Desert Tortoises have developed to live in a desert environment. They are “cold blooded” (poikilotherms) and rely on the external temperature to keep them warm. Tortoises have an optimal temperature range in which they thrive which is between 75 and 88 degrees Fahrenheit. Above or below these temperatures and the pet may develop problems. You must use heating systems to generate this heat range in your pet’s environment. Undertank ceramic heaters are the safest to use. Heat rocks should not be uses as they may cause burns. Heat lamps can be set up on one side of the tank to provide a basking area. If you are going to use a heat light at night, it must be of the type that doesn’t produce normal light. You should place several thermometers in the tank to determine what the actual temperature is inside. Adjust your heating devices until the optimal temperature is reached. Remember, the settings may need to be changed as the weather changes, as the colder the environment, the more heat will be needed to maintain these temperatures.


Tortoises are prone to infection if the environment is not cleaned appropriately.

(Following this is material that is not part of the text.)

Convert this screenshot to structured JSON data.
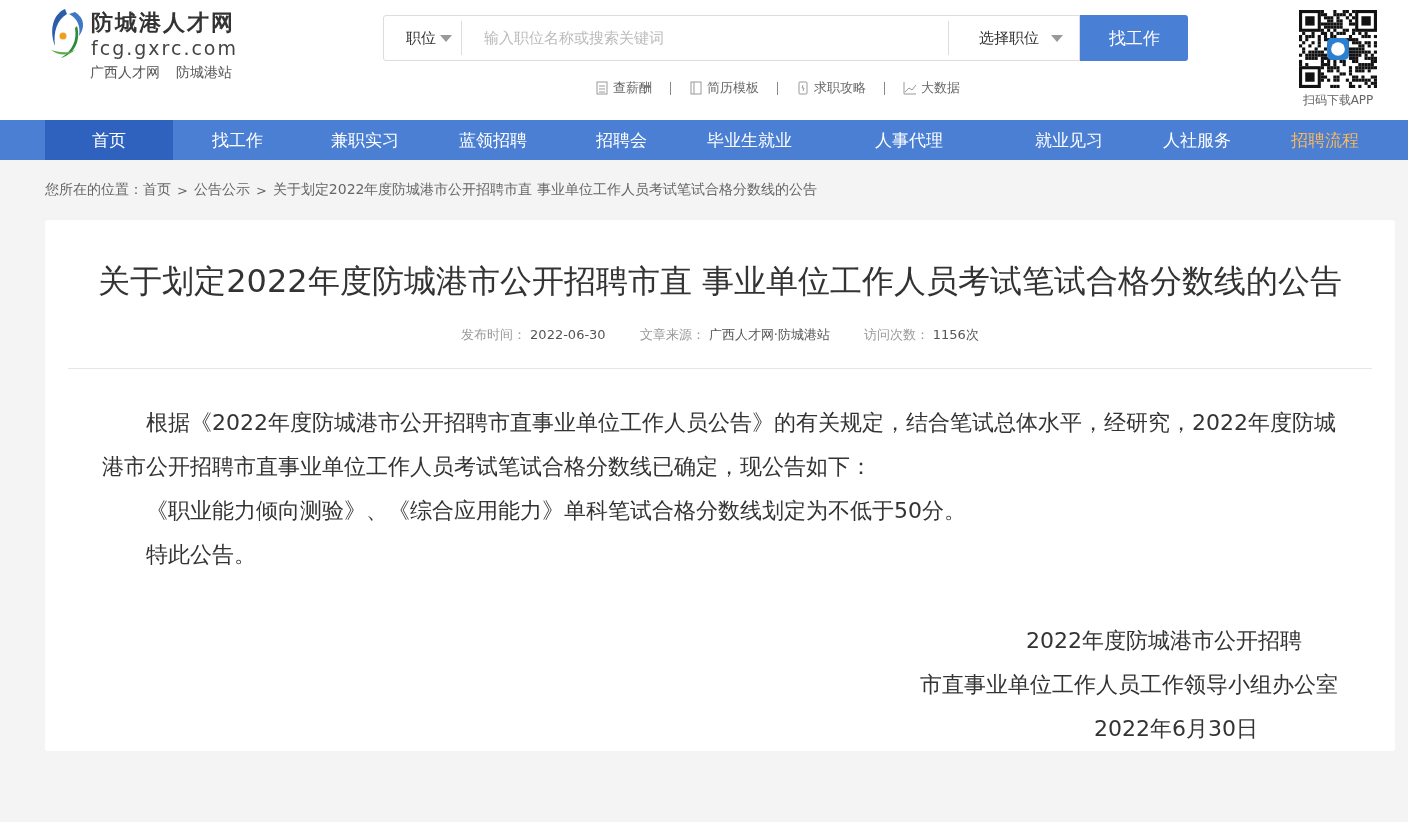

All food and water dishes should be disinfected with dilute Clorox (1-oz chloral in 1 quart of water) daily. In warm weather, food with a tendency for spoilage should not be left out more than a few hours.